### PROBLEM
Search the entries for lines that contain the word "solo", and report each one found.

Items from an interface collection

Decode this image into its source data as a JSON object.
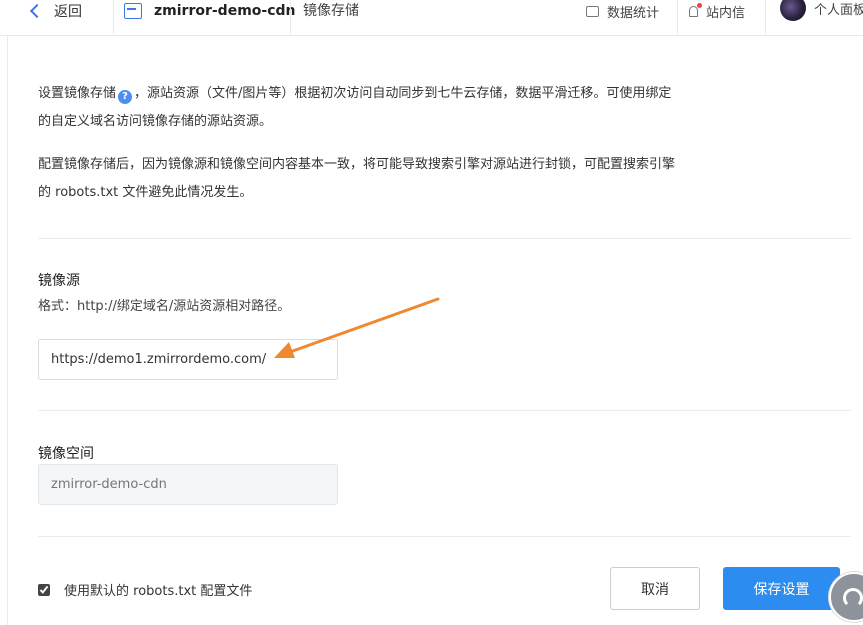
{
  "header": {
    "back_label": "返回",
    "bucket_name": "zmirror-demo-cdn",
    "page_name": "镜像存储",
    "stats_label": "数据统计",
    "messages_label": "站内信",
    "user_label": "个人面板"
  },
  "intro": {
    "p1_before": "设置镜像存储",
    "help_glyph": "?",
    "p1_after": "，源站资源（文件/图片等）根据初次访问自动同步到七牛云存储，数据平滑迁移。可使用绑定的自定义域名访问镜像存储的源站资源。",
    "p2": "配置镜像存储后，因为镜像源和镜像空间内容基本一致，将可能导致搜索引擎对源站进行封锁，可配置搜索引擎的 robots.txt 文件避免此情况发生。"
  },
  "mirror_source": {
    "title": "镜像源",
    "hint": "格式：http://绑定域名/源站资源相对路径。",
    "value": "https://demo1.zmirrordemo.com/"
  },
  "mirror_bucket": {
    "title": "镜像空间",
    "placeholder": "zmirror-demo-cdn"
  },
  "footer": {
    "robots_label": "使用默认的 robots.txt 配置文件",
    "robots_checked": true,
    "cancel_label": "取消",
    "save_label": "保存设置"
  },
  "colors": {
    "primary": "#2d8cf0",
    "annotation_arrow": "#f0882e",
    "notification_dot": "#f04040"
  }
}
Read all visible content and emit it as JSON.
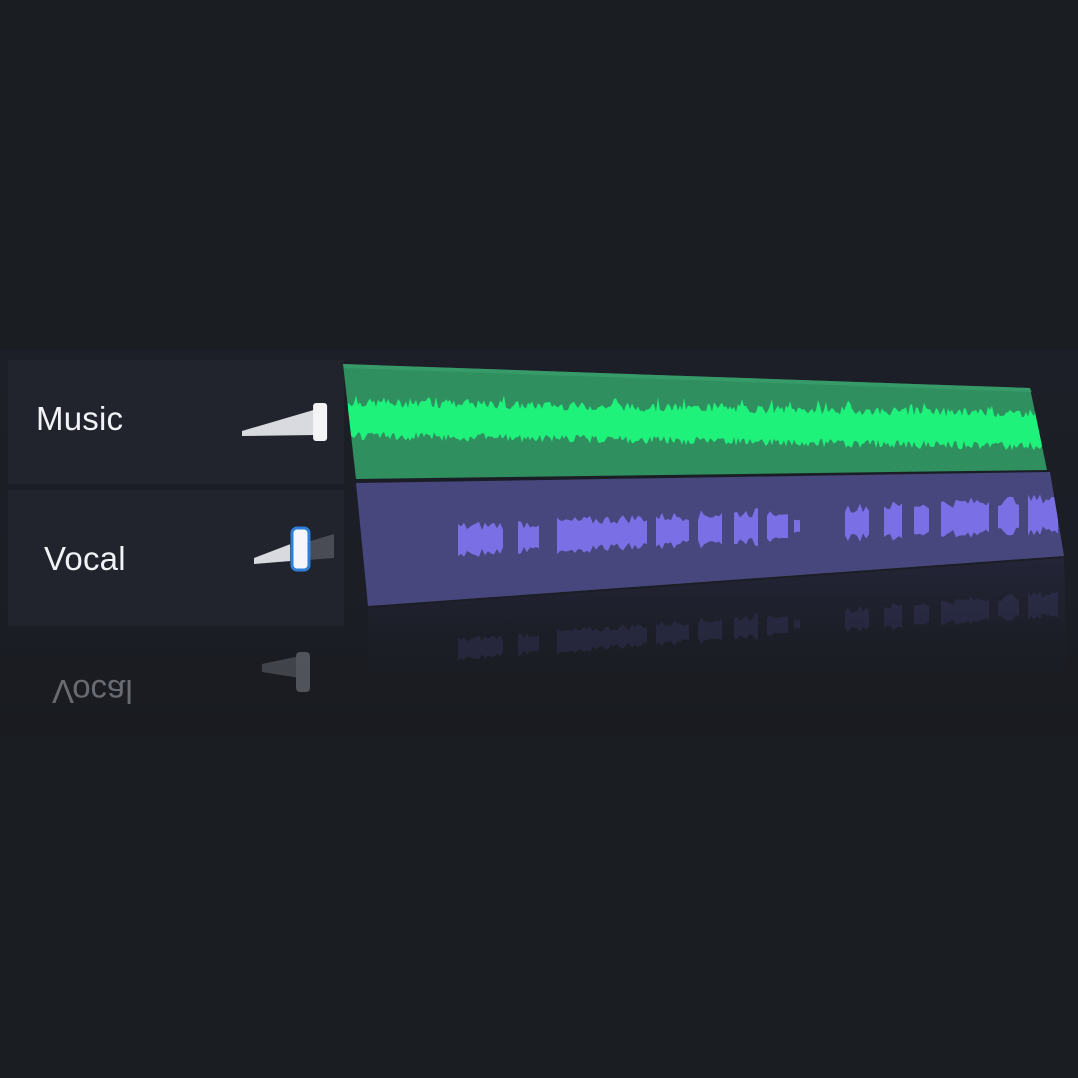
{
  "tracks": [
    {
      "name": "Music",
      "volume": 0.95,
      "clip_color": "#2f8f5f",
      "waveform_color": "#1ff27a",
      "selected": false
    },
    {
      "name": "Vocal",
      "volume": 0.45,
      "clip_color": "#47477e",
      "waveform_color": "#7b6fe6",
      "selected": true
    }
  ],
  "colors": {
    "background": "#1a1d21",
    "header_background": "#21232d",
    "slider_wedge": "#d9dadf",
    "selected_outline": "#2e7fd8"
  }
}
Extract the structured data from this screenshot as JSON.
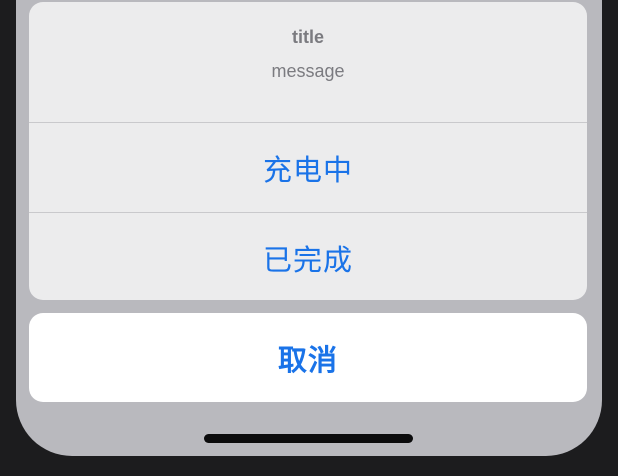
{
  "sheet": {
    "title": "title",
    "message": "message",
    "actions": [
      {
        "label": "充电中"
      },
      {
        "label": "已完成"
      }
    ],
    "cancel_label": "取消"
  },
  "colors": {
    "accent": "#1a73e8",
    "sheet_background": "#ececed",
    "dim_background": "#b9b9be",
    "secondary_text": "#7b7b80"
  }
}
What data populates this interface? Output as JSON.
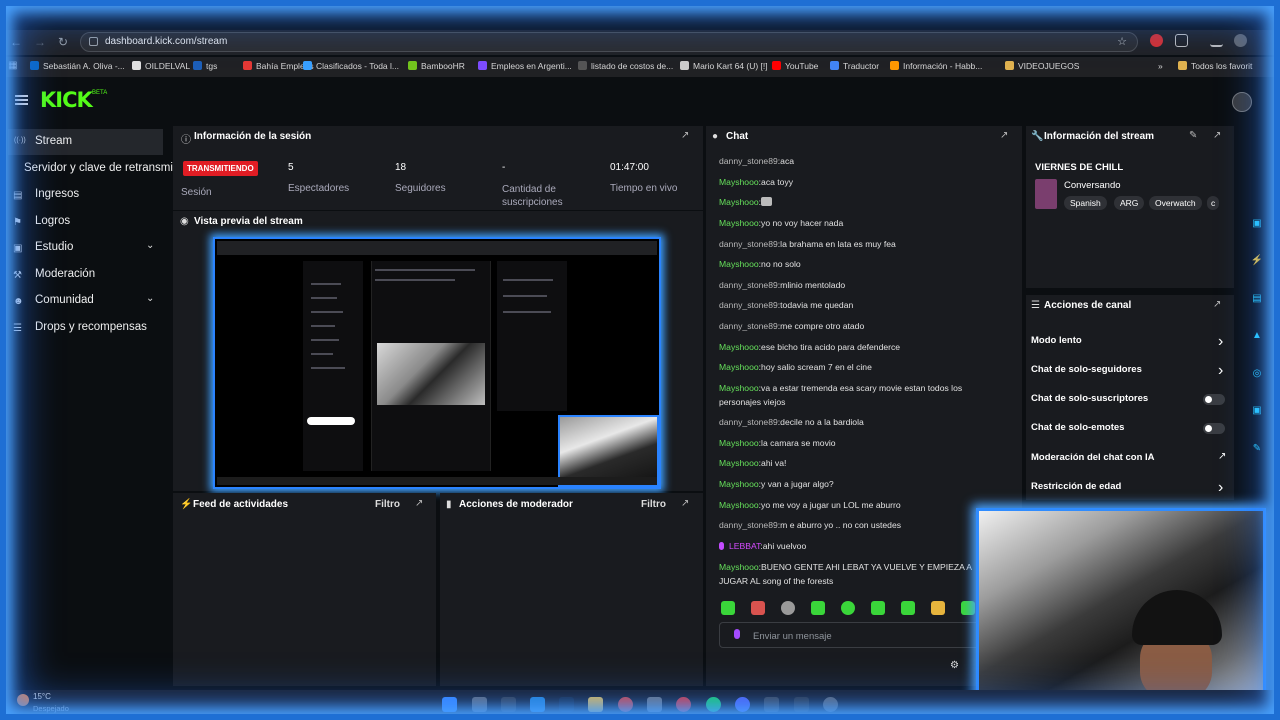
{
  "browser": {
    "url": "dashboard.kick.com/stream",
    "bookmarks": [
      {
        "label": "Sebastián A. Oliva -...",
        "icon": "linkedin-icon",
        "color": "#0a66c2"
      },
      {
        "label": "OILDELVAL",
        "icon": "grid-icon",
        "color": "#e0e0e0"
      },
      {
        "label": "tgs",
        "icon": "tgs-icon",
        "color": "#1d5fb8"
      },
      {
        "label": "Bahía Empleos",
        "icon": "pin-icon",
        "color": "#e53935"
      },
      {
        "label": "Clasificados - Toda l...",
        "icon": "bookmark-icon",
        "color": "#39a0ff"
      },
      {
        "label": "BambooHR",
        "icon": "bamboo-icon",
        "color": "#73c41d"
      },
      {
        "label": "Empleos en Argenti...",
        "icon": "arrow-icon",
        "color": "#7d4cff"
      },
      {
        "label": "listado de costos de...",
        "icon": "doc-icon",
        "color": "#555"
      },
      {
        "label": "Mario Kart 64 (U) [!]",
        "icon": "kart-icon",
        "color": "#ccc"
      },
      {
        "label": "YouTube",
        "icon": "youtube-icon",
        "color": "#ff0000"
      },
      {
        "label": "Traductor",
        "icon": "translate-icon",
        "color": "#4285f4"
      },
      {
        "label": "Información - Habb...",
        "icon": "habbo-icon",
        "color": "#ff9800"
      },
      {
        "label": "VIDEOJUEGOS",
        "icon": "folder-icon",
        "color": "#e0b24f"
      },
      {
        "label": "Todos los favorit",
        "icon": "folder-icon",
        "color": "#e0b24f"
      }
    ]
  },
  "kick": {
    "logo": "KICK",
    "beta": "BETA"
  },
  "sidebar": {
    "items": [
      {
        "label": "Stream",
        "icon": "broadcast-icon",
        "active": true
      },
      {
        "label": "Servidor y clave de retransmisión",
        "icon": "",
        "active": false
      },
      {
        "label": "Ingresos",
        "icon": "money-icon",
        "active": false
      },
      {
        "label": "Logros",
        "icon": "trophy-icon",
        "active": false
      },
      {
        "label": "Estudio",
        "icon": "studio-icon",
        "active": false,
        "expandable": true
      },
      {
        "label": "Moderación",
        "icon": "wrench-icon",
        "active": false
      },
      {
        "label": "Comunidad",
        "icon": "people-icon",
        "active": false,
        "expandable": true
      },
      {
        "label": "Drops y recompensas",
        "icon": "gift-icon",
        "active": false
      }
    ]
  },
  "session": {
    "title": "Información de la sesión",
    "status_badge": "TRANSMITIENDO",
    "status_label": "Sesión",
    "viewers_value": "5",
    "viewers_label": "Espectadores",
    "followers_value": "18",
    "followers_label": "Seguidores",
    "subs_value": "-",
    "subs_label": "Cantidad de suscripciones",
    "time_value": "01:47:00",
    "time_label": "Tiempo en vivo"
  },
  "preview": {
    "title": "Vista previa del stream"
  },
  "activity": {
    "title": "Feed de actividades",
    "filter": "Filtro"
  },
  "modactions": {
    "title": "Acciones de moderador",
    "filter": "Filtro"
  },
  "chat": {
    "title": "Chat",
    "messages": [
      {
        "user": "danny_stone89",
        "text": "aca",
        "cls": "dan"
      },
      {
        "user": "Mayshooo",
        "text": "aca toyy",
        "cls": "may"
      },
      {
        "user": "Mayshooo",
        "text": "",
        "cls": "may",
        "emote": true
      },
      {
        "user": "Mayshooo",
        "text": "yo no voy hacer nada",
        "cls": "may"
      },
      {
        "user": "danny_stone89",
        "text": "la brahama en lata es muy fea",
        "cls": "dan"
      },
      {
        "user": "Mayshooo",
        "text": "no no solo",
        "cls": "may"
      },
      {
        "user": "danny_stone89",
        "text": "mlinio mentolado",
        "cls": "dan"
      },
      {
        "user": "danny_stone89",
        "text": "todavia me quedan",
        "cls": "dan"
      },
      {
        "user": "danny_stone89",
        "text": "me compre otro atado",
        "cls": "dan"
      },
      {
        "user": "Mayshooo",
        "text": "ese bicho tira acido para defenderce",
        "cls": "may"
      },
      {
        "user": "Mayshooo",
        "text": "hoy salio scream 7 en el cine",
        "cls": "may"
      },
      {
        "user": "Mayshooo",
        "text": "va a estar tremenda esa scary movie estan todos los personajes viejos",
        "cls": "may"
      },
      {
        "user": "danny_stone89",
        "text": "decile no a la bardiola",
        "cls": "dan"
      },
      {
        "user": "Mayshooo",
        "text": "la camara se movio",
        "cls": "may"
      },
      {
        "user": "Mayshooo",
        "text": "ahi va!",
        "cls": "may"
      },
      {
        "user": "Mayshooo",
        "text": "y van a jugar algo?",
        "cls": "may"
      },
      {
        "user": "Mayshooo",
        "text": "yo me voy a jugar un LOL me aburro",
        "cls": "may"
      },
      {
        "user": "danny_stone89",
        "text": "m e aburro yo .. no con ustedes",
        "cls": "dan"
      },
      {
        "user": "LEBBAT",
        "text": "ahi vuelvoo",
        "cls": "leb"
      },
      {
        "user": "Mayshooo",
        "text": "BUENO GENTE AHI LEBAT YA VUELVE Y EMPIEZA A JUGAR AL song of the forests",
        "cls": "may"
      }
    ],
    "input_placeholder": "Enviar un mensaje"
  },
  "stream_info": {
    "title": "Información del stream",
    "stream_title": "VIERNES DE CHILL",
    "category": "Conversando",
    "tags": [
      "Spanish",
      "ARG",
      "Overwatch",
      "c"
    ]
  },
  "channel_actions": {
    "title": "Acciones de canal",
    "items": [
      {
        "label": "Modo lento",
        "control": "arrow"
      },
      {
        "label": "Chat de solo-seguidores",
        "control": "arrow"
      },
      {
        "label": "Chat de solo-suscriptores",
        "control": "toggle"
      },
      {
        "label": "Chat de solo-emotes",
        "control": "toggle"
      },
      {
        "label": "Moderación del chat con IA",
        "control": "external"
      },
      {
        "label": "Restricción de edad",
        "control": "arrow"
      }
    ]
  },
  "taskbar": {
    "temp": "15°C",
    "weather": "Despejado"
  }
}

### RESPONSE FOR THIS EXERCISE
        "text": "no no solo",
        "label": "Chat de solo-seguidores",
        "label": "Chat de solo-suscriptores",
        "label": "Chat de solo-emotes",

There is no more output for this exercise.